Auto insurance is mandatory in almost every state. While the minimum amounts of coverage may vary, 48 states require drivers to maintain current insurance coverage on their vehicles. The reason for this requirement is simple: accidents happen. Car crashes are one of the leading causes of injury and death in the United States. Over six million collisions occur every year.

With a figure this high, car insurance plays an integral part in paying for vehicle damage and bodily injury that often result. However, there is one type of insurance that may continue to be a mystery to consumers unless they live in one of the 12 states that have no-fault accident laws.

No fault insurance is a type of coverage is unique in that it does not assess or assign liability in most accidents. Instead, it pays for its insured’s property and bodily damage. Keep reading to take a more in-depth look into how no-fault insurance fits into accident claims.

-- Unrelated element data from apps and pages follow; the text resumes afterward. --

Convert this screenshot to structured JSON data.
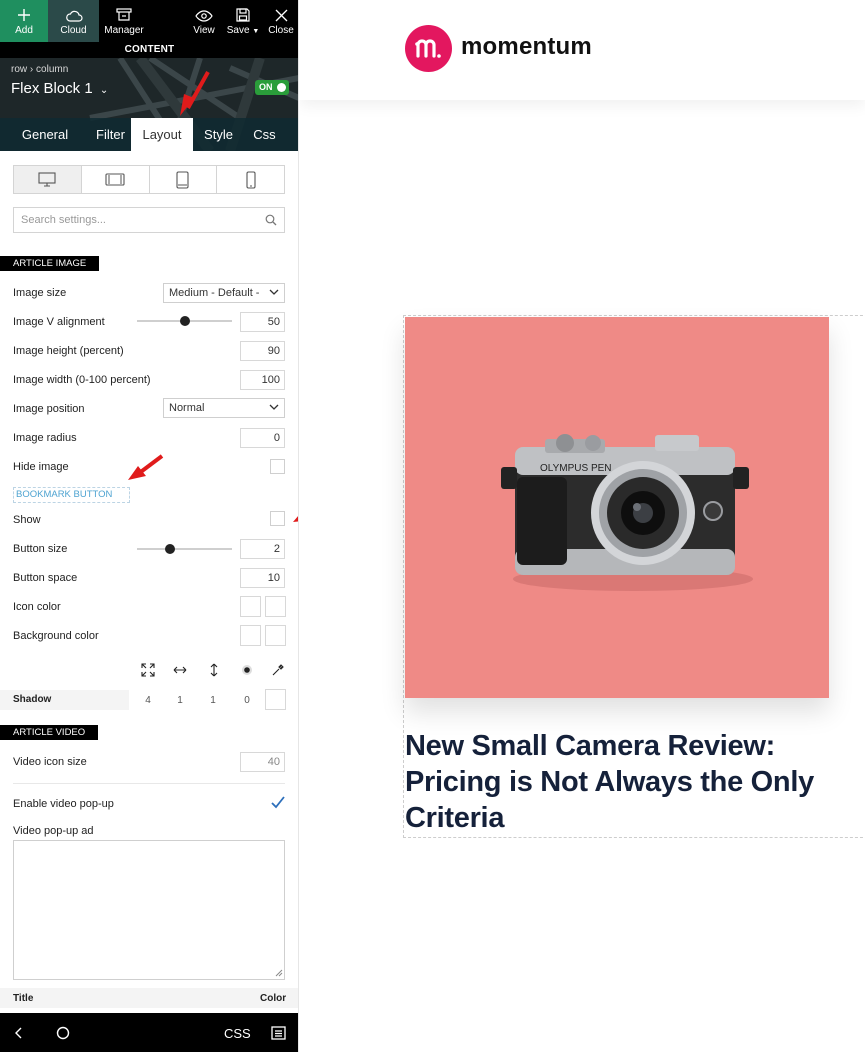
{
  "topbar": {
    "add": "Add",
    "cloud": "Cloud",
    "manager": "Manager",
    "view": "View",
    "save": "Save",
    "close": "Close"
  },
  "content_strip": "CONTENT",
  "hero": {
    "crumb_row": "row",
    "crumb_sep": "›",
    "crumb_column": "column",
    "block_title": "Flex Block 1",
    "toggle": "ON"
  },
  "tabs": [
    "General",
    "Filter",
    "Layout",
    "Style",
    "Css"
  ],
  "search": {
    "placeholder": "Search settings..."
  },
  "article_image": {
    "header": "ARTICLE IMAGE",
    "image_size_label": "Image size",
    "image_size_value": "Medium - Default -",
    "v_align_label": "Image V alignment",
    "v_align_value": "50",
    "height_label": "Image height (percent)",
    "height_value": "90",
    "width_label": "Image width (0-100 percent)",
    "width_value": "100",
    "position_label": "Image position",
    "position_value": "Normal",
    "radius_label": "Image radius",
    "radius_value": "0",
    "hide_label": "Hide image"
  },
  "bookmark": {
    "header": "BOOKMARK BUTTON",
    "show_label": "Show",
    "size_label": "Button size",
    "size_value": "2",
    "space_label": "Button space",
    "space_value": "10",
    "icon_color_label": "Icon color",
    "bg_color_label": "Background color"
  },
  "shadow": {
    "label": "Shadow",
    "values": [
      "4",
      "1",
      "1",
      "0"
    ]
  },
  "article_video": {
    "header": "ARTICLE VIDEO",
    "icon_size_label": "Video icon size",
    "icon_size_value": "40",
    "popup_label": "Enable video pop-up",
    "popup_ad_label": "Video pop-up ad"
  },
  "title_row": {
    "title": "Title",
    "color": "Color"
  },
  "bottombar": {
    "css": "CSS"
  },
  "preview": {
    "logo_text": "momentum",
    "article_title": "New Small Camera Review: Pricing is Not Always the Only Criteria",
    "camera_brand": "OLYMPUS PEN"
  },
  "colors": {
    "accent_green": "#1f8f5f",
    "toggle_green": "#2a9d3a",
    "logo_pink": "#e3175f",
    "image_bg": "#ef8a86",
    "title_navy": "#15213a",
    "arrow_red": "#e01b1b"
  }
}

Find out the maximum compensation you could receive.

  • How Much is Your Injury Claim Worth?